The New York State Department of Financial Services has penalized Jeffrey Epstein's former bank for ignoring hundreds of suspicious payments related to the accused sex trafficker.
On Tuesday, Deutsche Bank was fined $150 million for not regulating Epstein's questionable transactions worth millions of dollars, despite him being a registered sex offender. Epstein was found dead in his New York jail cell in 2019 in what was ruled a suicide.
Epstein had been with the German bank since 2013 and, though labeled "high-risk" after joining, he was allowed to escape strict oversight.
New York officials say there were dozens of payments to law firms for what appears to be the legal expenses of Epstein and his co-conspirators and also for Russian models and girls school tuition.

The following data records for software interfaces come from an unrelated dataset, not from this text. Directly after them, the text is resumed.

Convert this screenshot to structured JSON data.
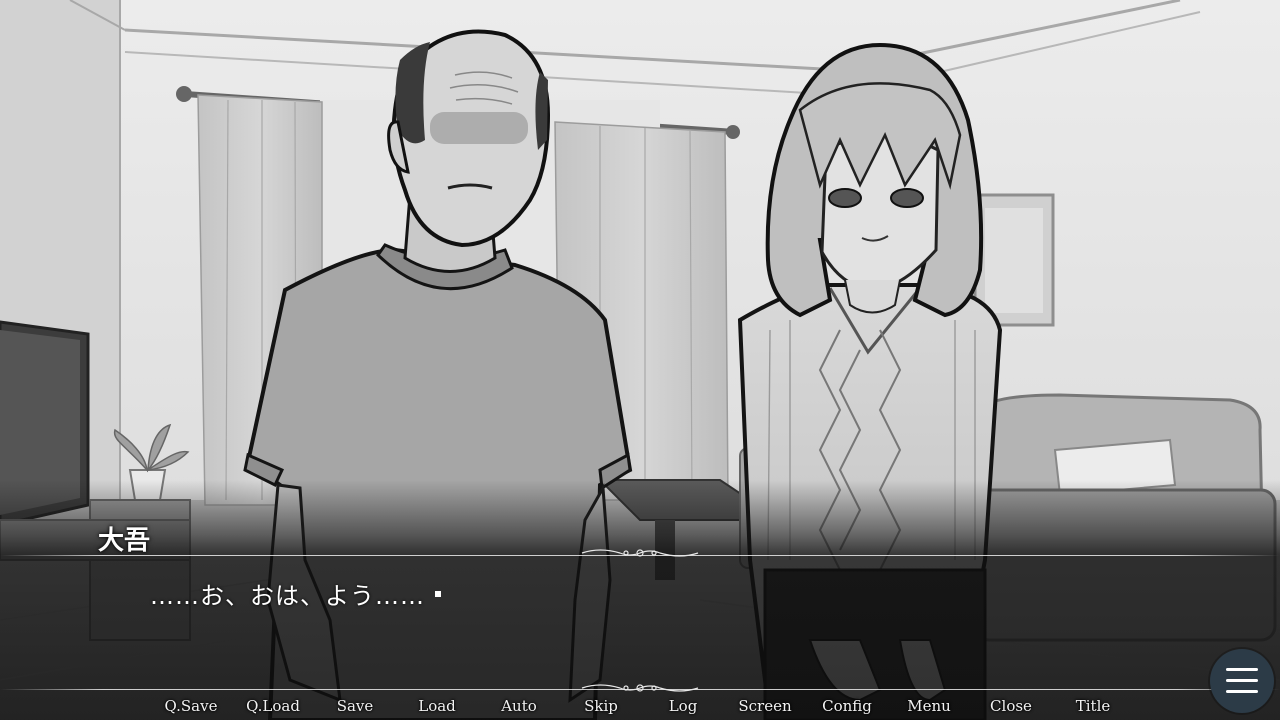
{
  "dialogue": {
    "speaker": "大吾",
    "text": "……お、おは、よう……"
  },
  "menu": {
    "items": [
      "Q.Save",
      "Q.Load",
      "Save",
      "Load",
      "Auto",
      "Skip",
      "Log",
      "Screen",
      "Config",
      "Menu",
      "Close",
      "Title"
    ]
  },
  "icons": {
    "menu_toggle": "hamburger-menu-icon",
    "advance": "text-advance-indicator"
  },
  "colors": {
    "dialogue_text": "#ffffff",
    "menu_toggle_bg": "#2c3b47"
  }
}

The department found that over a four-year period, one of Epstein's personal attorneys withdrew up to $800,000 in cash to allegedly use for traveling and tipping purposes. The lawyer reportedly also asked Deutsche Bank how much money could be withdrawn without triggering an alert to the government.
The department says Deutsche failed to investigate or flag any of Epstein's transactions because of how much money the multimillionaire brought to the bank. Even after speculation surfaced of Epstein's criminal activity, Deutsche's bank manager wrote Epstein reference letters to other institutions and claimed he was "unaware of any problems relating to the operation or use of [the] accounts."
The bank's CEO, Christian Sewing, told CNBC, "It was a critical mistake...there is no question Mr. Epstein should’ve never been our client. I think we learned our lesson."
Contains footage from CNN.